● **ACTIVITY**
All that should appear is the run of lines from the one containing "Transcribe this image's" through the end of the records, each repeated exactly.

++++

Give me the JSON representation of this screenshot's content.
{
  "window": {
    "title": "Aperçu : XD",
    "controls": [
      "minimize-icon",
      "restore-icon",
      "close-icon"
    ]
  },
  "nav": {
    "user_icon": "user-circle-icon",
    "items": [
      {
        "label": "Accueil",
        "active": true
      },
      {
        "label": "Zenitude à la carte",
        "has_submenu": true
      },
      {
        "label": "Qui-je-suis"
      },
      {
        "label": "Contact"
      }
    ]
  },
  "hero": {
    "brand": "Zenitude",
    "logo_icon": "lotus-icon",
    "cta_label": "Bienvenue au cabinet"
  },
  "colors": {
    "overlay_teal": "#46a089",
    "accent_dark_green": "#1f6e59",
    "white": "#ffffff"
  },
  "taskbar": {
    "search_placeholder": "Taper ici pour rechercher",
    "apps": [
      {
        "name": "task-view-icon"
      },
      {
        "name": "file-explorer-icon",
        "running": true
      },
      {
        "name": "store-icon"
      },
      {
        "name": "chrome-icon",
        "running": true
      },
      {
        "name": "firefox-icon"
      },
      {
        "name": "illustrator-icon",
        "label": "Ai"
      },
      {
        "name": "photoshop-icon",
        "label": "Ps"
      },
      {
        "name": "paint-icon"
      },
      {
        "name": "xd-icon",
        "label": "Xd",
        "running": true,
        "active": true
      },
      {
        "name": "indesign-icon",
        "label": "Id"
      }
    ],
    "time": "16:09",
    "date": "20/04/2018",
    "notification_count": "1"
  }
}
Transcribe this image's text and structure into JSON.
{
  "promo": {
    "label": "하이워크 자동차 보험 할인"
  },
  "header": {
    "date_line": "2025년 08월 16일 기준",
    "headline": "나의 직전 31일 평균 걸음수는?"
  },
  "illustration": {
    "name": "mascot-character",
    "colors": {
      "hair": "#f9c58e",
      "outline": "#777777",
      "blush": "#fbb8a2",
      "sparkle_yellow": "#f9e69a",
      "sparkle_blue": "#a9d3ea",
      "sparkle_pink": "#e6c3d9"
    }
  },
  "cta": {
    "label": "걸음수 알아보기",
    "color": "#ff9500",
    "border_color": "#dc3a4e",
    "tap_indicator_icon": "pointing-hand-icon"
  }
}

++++

● **RESPONSE TO THIS TASK**
Transcribe this image's text and structure into JSON.
{
  "promo": {
    "label": "하이워크 자동차 보험 할인"
  },
  "header": {
    "date_line": "2025년 08월 16일 기준",
    "headline": "나의 직전 31일 평균 걸음수는?"
  },
  "illustration": {
    "name": "mascot-character",
    "colors": {
      "hair": "#f9c58e",
      "outline": "#777777",
      "blush": "#fbb8a2",
      "sparkle_yellow": "#f9e69a",
      "sparkle_blue": "#a9d3ea",
      "sparkle_pink": "#e6c3d9"
    }
  },
  "cta": {
    "label": "걸음수 알아보기",
    "color": "#ff9500",
    "border_color": "#dc3a4e",
    "tap_indicator_icon": "pointing-hand-icon"
  }
}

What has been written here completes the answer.